Friday, January 13, 2017

Baudelaire: weird or cool?

My feelings about Baudelaire are mixed. I think his fascination with evil is pretty cool, but the way he writes is strange. He made a whole poem about a carcass and told his lover she was going to end up rotting away just like the carcass. He also uses stark juxtapositions like life vs. death and grossness vs. attractiveness. His imagery helps relate the image of an animal carcass being over taken by animals. Some of his imagery is disturbing, which furthers my dilemma.

4 comments:

Dylan Bryan said...

Baudelaire definitely uses some strange imagery and creates dark scenes in his writings. I don't think that it is completely because he is weird, but I think he is trying to prove wrong the rationalists. By showing that their can be beauty in death, he is proving that not everything has to be rational and perfect. I can also see how he gets his inspiration from Poe as they both seem to include dark and gloomy imagery at times. The life vs. death and gross vs. beauty juxtapositions can serve to show that there is not always a fine line between two things, such as pain and pleasure. Baudelaire's imagery may be a little weird, but the main themes show a bigger picture.

Rickeia Coleman said...

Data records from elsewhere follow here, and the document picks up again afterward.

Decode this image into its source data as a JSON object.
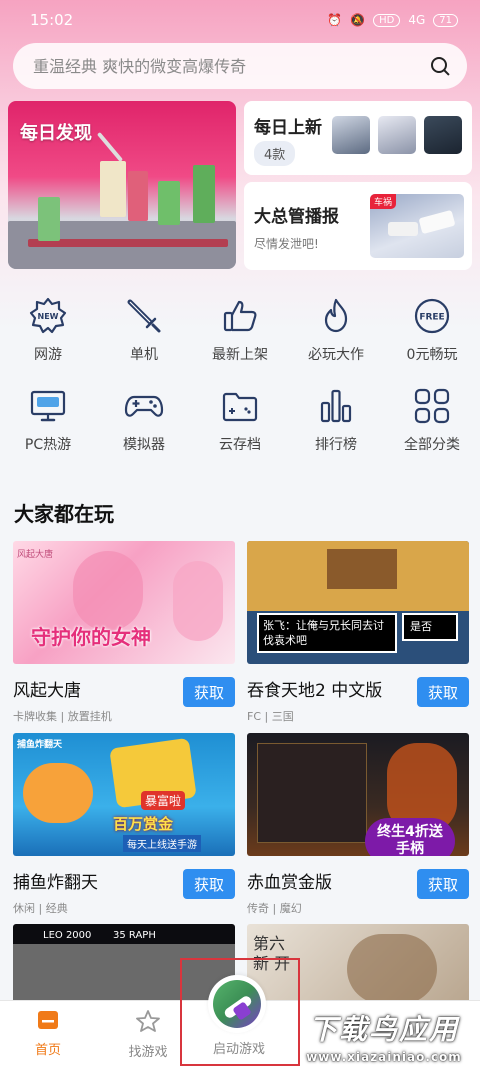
{
  "status_bar": {
    "time": "15:02",
    "hd": "HD",
    "network": "4G",
    "battery": "71"
  },
  "search": {
    "placeholder": "重温经典 爽快的微变高爆传奇"
  },
  "banners": {
    "daily": {
      "title": "每日发现"
    },
    "new": {
      "title": "每日上新",
      "badge": "4款"
    },
    "report": {
      "title": "大总管播报",
      "subtitle": "尽情发泄吧!",
      "tag": "车祸"
    }
  },
  "categories": [
    {
      "label": "网游",
      "icon": "new-badge-icon",
      "text": "NEW"
    },
    {
      "label": "单机",
      "icon": "sword-icon"
    },
    {
      "label": "最新上架",
      "icon": "thumbs-up-icon"
    },
    {
      "label": "必玩大作",
      "icon": "flame-icon"
    },
    {
      "label": "0元畅玩",
      "icon": "free-badge-icon",
      "text": "FREE"
    },
    {
      "label": "PC热游",
      "icon": "monitor-icon"
    },
    {
      "label": "模拟器",
      "icon": "gamepad-icon"
    },
    {
      "label": "云存档",
      "icon": "cloud-folder-icon"
    },
    {
      "label": "排行榜",
      "icon": "bar-chart-icon"
    },
    {
      "label": "全部分类",
      "icon": "grid-icon"
    }
  ],
  "section_title": "大家都在玩",
  "games": [
    {
      "name": "风起大唐",
      "meta": "卡牌收集 | 放置挂机",
      "button": "获取",
      "cover_text": "守护你的女神",
      "cover_logo": "风起大唐"
    },
    {
      "name": "吞食天地2 中文版",
      "meta": "FC | 三国",
      "button": "获取",
      "cover_text": "张飞：让俺与兄长同去讨伐袁术吧",
      "cover_text2": "是否"
    },
    {
      "name": "捕鱼炸翻天",
      "meta": "休闲 | 经典",
      "button": "获取",
      "cover_text": "百万赏金",
      "cover_text2": "每天上线送手游",
      "cover_badge": "暴富啦",
      "cover_logo": "捕鱼炸翻天"
    },
    {
      "name": "赤血赏金版",
      "meta": "传奇 | 魔幻",
      "button": "获取",
      "cover_badge": "终生4折送手柄"
    }
  ],
  "partial_games": [
    {
      "cover_text": "35 RAPH",
      "cover_text2": "LEO 2000"
    },
    {
      "cover_text": "第六 新 开"
    }
  ],
  "bottom_nav": [
    {
      "label": "首页",
      "icon": "home-icon",
      "active": true
    },
    {
      "label": "找游戏",
      "icon": "star-icon",
      "active": false
    },
    {
      "label": "启动游戏",
      "icon": "launch-game-icon",
      "active": false
    }
  ],
  "watermark": {
    "title": "下载鸟应用",
    "url": "www.xiazainiao.com"
  },
  "colors": {
    "accent": "#2f8ef0",
    "active_nav": "#f07a18",
    "header_pink": "#f6a3c1"
  }
}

I agree that Baudelaire is a strange guy. I can't imagine being out with a guy and him just randomly saying hey babe you're gonna die one day which is basically what Baudelaire does. However, I admire his boldness by using these seemingly dark images and making it into something beautiful. I think I actually enjoy reading Baudelaire because I enjoy reading Edgar Allen Poe. As Dylan points out they both use dark and gloomy imagery in order to make a larger point in their writing. I think Baudelaire was a cool guy who just wanted to do his own thing and not worry about what the 19th century rationalists thought.

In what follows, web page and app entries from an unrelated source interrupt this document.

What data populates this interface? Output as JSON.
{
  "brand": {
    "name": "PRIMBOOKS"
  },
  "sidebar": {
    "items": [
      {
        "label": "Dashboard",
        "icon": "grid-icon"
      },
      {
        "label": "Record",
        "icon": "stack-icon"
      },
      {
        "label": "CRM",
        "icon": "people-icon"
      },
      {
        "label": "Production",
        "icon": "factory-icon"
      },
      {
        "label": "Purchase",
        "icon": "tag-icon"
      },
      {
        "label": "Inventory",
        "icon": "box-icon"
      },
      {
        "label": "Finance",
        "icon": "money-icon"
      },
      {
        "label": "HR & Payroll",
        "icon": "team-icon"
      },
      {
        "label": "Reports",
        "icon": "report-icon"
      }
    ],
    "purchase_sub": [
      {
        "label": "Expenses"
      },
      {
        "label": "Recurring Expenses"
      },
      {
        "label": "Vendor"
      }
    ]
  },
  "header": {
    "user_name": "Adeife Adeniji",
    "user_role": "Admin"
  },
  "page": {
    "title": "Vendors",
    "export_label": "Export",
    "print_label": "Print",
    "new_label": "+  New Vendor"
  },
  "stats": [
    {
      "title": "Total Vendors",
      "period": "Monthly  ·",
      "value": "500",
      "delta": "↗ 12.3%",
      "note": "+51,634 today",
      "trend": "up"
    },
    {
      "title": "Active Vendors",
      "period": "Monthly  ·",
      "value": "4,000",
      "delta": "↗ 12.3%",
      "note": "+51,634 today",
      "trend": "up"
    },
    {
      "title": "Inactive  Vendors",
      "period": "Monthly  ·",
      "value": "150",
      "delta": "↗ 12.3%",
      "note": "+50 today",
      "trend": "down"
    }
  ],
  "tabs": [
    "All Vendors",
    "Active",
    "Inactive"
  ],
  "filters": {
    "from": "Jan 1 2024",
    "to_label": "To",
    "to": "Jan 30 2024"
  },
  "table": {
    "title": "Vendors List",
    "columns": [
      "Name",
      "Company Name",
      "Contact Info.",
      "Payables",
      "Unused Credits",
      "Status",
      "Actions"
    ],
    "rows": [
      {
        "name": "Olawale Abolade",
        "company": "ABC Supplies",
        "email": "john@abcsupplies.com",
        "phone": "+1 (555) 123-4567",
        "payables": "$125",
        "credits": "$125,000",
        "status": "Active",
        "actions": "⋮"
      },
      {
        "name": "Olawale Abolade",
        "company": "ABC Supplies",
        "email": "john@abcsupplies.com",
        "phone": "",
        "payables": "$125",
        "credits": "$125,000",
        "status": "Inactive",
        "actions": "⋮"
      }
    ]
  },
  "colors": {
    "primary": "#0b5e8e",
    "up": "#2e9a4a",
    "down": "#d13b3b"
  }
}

Julia Scofield said...

I don't think that he made the dark images beautiful at all. His work was vulgar and just plain gross. Describing an animal carcass with the words "lecherous whore" was gross and frankly unnecessary. Especially since he was comparing the carcass to his lover. If I were her, I would not have been happy.

Brooke Williamson said...

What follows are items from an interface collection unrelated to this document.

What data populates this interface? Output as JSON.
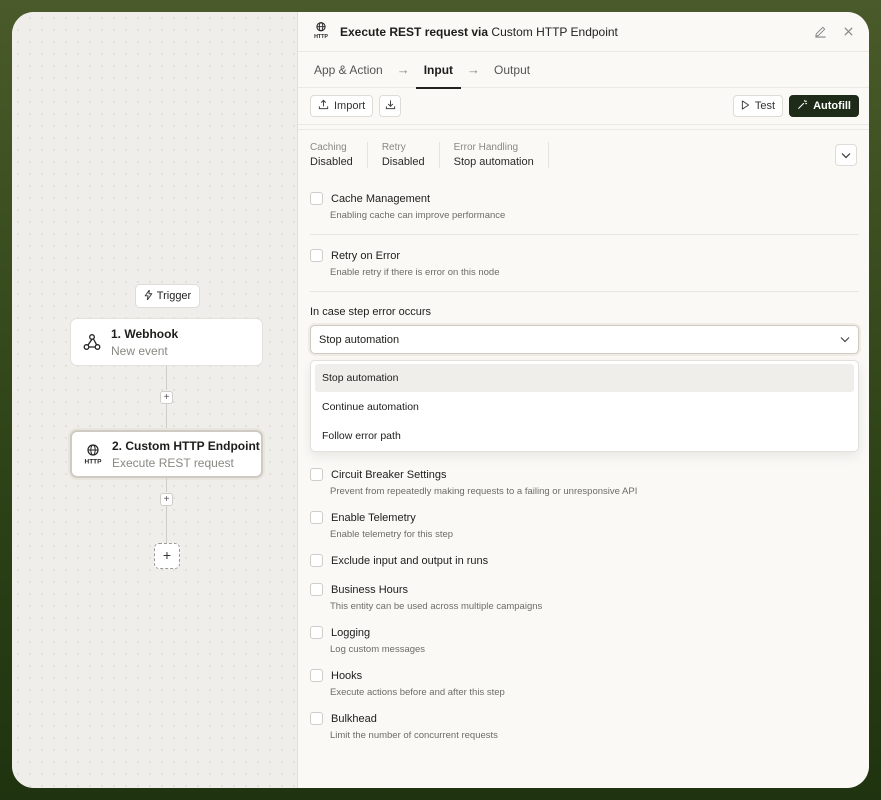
{
  "canvas": {
    "trigger_label": "Trigger",
    "nodes": [
      {
        "title": "1. Webhook",
        "subtitle": "New event",
        "icon": "webhook-icon"
      },
      {
        "title": "2. Custom HTTP Endpoint",
        "subtitle": "Execute REST request",
        "icon": "http-globe-icon",
        "selected": true
      }
    ],
    "add_small": "+",
    "add_big": "+"
  },
  "panel": {
    "header": {
      "title_bold": "Execute REST request via",
      "title_rest": " Custom HTTP Endpoint",
      "icon": "http-globe-icon"
    },
    "tabs": [
      {
        "label": "App & Action",
        "active": false
      },
      {
        "label": "Input",
        "active": true
      },
      {
        "label": "Output",
        "active": false
      }
    ],
    "toolbar": {
      "import_label": "Import",
      "test_label": "Test",
      "autofill_label": "Autofill"
    },
    "summary": [
      {
        "label": "Caching",
        "value": "Disabled"
      },
      {
        "label": "Retry",
        "value": "Disabled"
      },
      {
        "label": "Error Handling",
        "value": "Stop automation"
      }
    ],
    "options_top": [
      {
        "label": "Cache Management",
        "desc": "Enabling cache can improve performance"
      },
      {
        "label": "Retry on Error",
        "desc": "Enable retry if there is error on this node"
      }
    ],
    "error_field": {
      "label": "In case step error occurs",
      "selected": "Stop automation",
      "options": [
        "Stop automation",
        "Continue automation",
        "Follow error path"
      ]
    },
    "options_bottom": [
      {
        "label": "Circuit Breaker Settings",
        "desc": "Prevent from repeatedly making requests to a failing or unresponsive API"
      },
      {
        "label": "Enable Telemetry",
        "desc": "Enable telemetry for this step"
      },
      {
        "label": "Exclude input and output in runs",
        "desc": ""
      },
      {
        "label": "Business Hours",
        "desc": "This entity can be used across multiple campaigns"
      },
      {
        "label": "Logging",
        "desc": "Log custom messages"
      },
      {
        "label": "Hooks",
        "desc": "Execute actions before and after this step"
      },
      {
        "label": "Bulkhead",
        "desc": "Limit the number of concurrent requests"
      }
    ]
  }
}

It's quite interesting that Baudelaire contrasts the beautiful with the grotesque. This signifies a juxtaposing element in human existence which is vividly depicted through this poem. I really enjoyed the descriptive symbolism that Baudelaire uses.